Anticipating the resistance from states, the agency unveiled a series of enticements in its final rule on Monday that will make it easier for states that submit plans to cut emissions, and make it cheaper for utilities in those states. The agency will give a bonus for renewable projects started after a state plan is submitted, and clears the way for carbon trading, which many companies say is the cheapest way to comply.

"It makes it easier for the rank-and-file officials to say that this is doable," said Ms Vicki Arroyo, the head of the Georgetown Climate Center. "It will be relatively painless."

Power generation, specifically burning coal to make electricity, is the biggest source of carbon pollution in the U.S. Until now there was no cap on those emissions.

The EPA plan is the centerpiece of Obama's climate plan, which aims to get the country on track to cut its greenhouse gas emissions 26 percent to 28 percent by 2025 and ink a global accord to get other nations to address global warming, too.

The regulations are to take effect after publication in the Federal Register, but they may be stalled if opponents ask for stay while challenging in court.

The general EPA plan actually uses a complicated formula to set individual targets for states. Each state must then submit plans to the agency by 2018 on how it will achieve the EPA- mandated goal, which begin to bite in 2022 and phase in through 2030.

It's that step that may prove problematic, just as many states refused to set up the insurance exchanges under Obamacare.

Obama referenced the parallel between the two plans at the White House Monday, saying that critics charging the EPA plan will harm minority communities by raising their electric bills are misguided, and if they are serious about helping those communities they should extend health care.

"You could also expand Medicaid in your states," Obama said in a message to the Republican governors.

The legal argument against the EPA plan, which is likely to find its way to the Supreme Court, centers on whether EPA can rely on emissions reductions from using less coal or natural gas and more renewables as a "best system of emissions reductions." In previous rules, those systems were seen as equipment that could be installed on smokestacks.

Court Chances Legal experts say the administration made a number of changes that will shore up its chances of surviving in court.

"It's much more legally defensible," said Mr Jody Freeman, a professor of law at Harvard University who supports the EPA's rule. "What EPA did in the final rule is really bolstering its case for why it has this authority." For states refusing to submit plans, it would be up to the EPA to come up with a plan to force power producers to reduce emissions.

Still, utilities such as Entergy Corp., PPL Corp. and FirstEnergy Corp. have been among the utilities opposing a wave of bills in state capitols that would let legislatures block plans to curb emissions. Those companies say they want the flexibility at the state level to figure out the best and cheapest way to reduce carbon emissions.

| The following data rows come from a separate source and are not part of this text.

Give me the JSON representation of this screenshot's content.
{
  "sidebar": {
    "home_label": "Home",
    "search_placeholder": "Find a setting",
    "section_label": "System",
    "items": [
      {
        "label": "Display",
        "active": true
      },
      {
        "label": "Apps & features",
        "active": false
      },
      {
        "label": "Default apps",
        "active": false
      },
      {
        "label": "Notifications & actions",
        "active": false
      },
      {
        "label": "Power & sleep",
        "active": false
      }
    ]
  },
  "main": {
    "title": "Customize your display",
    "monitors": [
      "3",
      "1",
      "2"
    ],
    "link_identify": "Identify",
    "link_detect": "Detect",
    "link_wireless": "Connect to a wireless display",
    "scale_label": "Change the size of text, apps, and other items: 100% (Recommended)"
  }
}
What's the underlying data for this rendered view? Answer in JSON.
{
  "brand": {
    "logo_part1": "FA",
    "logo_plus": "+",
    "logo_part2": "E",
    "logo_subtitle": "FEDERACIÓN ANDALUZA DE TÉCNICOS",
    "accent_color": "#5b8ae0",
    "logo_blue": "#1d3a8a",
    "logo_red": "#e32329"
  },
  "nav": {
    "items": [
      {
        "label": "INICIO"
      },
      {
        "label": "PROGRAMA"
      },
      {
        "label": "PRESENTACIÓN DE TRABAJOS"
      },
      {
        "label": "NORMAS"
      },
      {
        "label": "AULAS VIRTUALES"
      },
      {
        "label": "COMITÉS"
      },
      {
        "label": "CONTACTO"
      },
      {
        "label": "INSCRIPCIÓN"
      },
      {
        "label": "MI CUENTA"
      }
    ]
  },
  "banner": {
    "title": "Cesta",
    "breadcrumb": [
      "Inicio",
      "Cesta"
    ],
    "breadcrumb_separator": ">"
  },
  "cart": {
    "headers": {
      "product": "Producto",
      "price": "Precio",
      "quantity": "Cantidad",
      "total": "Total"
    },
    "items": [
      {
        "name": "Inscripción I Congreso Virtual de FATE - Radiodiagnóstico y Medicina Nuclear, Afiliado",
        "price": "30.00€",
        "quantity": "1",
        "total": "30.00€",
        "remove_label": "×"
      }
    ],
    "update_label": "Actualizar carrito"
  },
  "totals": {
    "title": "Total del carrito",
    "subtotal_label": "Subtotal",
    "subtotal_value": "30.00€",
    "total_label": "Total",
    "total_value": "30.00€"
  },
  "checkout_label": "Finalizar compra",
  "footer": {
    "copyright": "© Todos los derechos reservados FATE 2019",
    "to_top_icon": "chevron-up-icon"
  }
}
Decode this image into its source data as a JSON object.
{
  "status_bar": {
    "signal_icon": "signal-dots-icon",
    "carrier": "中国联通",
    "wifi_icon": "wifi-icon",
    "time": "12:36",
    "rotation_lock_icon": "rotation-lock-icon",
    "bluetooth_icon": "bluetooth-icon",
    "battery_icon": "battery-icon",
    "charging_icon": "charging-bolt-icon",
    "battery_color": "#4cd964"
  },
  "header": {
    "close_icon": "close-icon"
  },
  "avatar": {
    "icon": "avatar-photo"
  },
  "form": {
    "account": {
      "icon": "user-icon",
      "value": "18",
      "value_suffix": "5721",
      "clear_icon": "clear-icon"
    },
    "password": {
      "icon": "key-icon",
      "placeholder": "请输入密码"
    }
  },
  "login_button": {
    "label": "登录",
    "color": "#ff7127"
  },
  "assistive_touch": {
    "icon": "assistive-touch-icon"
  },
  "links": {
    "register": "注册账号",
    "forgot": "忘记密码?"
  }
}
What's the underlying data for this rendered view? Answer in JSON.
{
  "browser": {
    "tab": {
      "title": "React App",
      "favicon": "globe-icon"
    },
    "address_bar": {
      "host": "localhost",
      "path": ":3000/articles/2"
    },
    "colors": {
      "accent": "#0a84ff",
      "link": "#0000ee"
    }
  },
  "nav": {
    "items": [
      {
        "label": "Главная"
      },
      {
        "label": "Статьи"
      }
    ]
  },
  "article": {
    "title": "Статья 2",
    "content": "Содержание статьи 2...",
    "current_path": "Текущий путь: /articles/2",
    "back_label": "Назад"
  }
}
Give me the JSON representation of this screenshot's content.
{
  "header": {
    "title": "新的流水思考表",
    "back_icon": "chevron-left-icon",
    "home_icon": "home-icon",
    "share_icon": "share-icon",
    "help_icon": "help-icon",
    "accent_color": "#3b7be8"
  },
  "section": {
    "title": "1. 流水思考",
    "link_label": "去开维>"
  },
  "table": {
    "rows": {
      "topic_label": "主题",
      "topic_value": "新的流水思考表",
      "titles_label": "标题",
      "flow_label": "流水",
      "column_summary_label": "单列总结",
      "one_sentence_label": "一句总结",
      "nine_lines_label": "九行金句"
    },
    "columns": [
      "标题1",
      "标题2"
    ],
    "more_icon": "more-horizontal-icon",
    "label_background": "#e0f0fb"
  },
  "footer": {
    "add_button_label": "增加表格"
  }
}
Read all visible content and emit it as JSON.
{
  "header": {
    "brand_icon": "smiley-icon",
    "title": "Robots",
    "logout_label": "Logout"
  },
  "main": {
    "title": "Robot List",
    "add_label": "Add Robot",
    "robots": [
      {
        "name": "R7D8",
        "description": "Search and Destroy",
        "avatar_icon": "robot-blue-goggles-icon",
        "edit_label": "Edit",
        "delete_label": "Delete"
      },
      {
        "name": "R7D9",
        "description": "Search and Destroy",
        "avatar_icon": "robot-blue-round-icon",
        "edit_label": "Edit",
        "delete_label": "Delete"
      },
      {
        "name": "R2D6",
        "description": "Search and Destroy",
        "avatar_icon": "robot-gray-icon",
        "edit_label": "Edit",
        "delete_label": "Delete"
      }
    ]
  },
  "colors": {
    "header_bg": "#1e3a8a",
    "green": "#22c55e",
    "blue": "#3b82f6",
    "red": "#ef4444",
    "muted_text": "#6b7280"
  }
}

And the EPA will include an off-the-shelf carbon trading programme, something that would make it much easier for states to come up with plans to comply, analysts say.

"We expect modest carbon prices to become a reality as states gradually come around to the efficiency of pricing carbon in power prices as a way to reduce the risk over time," Mr Julien Dumoulin-Smith, an analyst at UBS AG, said in a research note.

And, even in cases where state leaders refuse to play ball, the EPA has come out with a federal implementation plan that will apply to power producers there. Those plans might be more difficult and costly to implement, just as the online market for health insurance under Obamacare had massive glitches at first.

Just as with the health-care law, the success of this rule may be determined by Obama's successor. Democrat Hillary Clinton supports the plan, but the Republican field trashed it.

"The rule runs over state governments, will throw countless people out of work, and increases everyone's energy prices," Mr Jeb Bush said in a statement Sunday.

"Climate change will not be solved by grabbing power from states or slowly hollowing out our economy."